Extracted records:
((
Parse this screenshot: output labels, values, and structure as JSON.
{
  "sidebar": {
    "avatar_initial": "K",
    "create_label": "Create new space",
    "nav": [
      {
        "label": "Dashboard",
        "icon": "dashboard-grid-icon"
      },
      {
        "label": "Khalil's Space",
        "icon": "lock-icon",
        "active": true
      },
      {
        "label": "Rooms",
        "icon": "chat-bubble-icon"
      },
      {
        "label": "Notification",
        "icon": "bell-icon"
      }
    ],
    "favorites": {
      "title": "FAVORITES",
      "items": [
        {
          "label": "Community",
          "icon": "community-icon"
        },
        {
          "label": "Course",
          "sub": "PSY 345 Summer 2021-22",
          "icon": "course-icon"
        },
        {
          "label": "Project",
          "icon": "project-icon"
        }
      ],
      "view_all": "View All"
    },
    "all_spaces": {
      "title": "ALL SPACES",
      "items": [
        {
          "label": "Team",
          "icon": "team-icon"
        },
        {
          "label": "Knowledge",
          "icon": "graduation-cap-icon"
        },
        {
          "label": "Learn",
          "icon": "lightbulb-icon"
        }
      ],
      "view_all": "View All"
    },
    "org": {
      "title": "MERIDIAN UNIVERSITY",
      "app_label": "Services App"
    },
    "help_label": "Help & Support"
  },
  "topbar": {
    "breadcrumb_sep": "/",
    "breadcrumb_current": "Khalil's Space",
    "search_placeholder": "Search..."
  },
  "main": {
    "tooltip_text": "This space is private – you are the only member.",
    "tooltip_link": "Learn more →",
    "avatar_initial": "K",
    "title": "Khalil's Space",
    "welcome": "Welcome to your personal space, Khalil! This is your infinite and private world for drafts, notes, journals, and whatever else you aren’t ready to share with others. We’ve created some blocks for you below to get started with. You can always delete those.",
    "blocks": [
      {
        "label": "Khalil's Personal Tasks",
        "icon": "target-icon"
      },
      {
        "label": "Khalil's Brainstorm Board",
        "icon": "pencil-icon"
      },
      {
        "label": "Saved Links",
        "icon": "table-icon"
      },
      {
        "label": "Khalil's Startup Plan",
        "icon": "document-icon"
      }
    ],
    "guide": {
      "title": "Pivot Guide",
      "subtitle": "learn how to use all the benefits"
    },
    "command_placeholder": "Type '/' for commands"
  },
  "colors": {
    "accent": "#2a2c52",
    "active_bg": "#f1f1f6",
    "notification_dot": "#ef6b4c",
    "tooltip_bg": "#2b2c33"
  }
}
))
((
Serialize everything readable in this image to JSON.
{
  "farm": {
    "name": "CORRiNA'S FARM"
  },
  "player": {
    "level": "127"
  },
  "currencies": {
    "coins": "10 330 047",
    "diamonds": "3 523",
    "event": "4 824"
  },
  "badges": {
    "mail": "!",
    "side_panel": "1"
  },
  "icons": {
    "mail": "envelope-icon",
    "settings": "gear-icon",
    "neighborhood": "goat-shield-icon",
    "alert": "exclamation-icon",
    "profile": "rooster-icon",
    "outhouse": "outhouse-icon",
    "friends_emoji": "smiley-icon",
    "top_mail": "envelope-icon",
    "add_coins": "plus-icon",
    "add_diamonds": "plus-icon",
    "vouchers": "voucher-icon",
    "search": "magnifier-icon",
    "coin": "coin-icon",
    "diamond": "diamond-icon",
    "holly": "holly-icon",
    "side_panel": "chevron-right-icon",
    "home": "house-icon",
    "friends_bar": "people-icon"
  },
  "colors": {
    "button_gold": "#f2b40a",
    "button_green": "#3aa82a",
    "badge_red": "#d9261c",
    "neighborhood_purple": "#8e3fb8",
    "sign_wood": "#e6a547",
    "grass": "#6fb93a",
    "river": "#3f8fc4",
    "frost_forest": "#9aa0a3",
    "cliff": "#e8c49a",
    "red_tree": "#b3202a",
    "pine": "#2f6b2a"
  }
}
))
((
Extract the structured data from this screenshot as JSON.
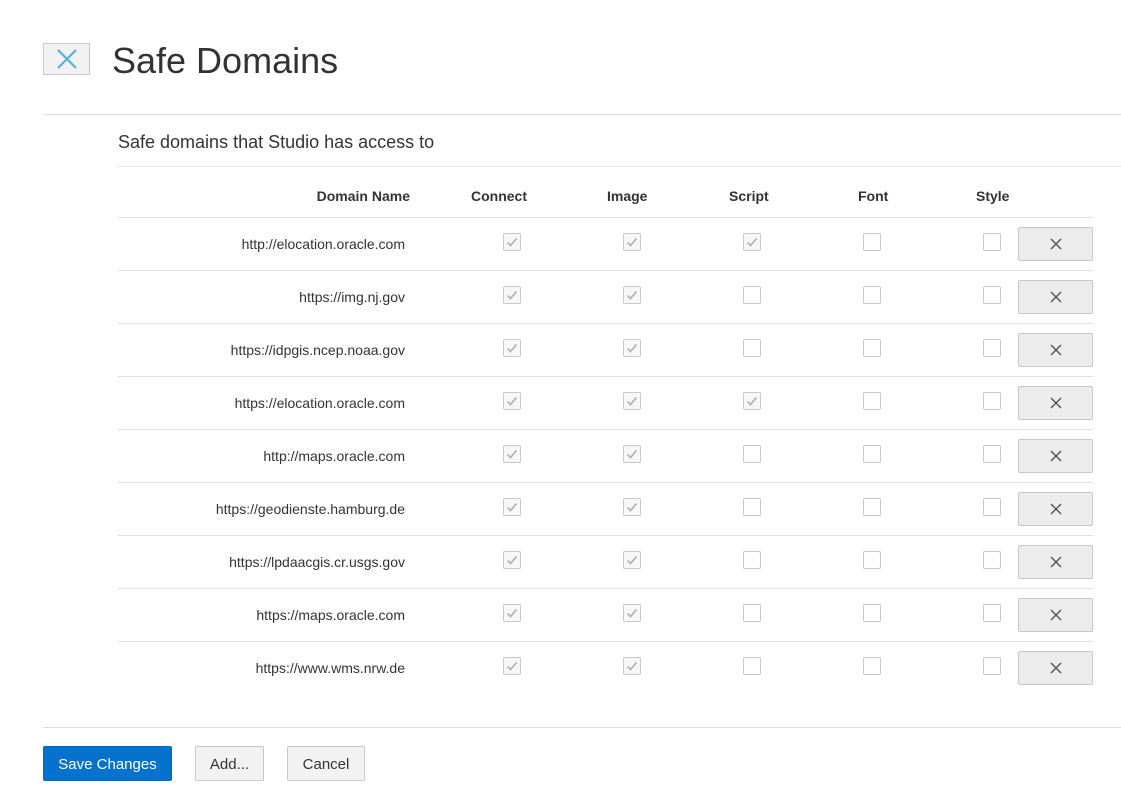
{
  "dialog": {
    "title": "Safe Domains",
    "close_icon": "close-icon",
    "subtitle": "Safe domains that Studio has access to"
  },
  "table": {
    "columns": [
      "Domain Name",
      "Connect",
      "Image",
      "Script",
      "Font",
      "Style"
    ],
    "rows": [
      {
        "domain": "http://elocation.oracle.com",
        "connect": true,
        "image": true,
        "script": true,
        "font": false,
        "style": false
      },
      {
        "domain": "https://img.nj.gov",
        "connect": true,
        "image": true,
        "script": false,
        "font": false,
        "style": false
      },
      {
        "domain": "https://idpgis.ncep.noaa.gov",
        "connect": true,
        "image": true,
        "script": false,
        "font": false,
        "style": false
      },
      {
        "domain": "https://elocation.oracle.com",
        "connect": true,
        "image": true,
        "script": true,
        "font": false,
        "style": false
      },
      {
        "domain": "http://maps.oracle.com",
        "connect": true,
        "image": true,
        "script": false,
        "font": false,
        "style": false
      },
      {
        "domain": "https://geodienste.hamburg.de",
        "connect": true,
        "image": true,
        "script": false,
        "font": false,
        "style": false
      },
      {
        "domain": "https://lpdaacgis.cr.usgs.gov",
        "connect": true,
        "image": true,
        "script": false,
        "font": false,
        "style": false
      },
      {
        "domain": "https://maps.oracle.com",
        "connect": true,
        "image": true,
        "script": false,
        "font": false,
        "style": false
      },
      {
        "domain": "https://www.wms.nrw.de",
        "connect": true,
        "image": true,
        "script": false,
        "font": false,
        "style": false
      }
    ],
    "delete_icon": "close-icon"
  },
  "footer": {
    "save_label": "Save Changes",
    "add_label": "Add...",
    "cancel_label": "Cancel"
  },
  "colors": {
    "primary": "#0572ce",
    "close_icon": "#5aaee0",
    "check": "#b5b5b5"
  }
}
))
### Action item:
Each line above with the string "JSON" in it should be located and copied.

### Exercise response:
Parse this screenshot: output labels, values, and structure as JSON.
Serialize everything readable in this image to JSON.
Extract the structured data from this screenshot as JSON.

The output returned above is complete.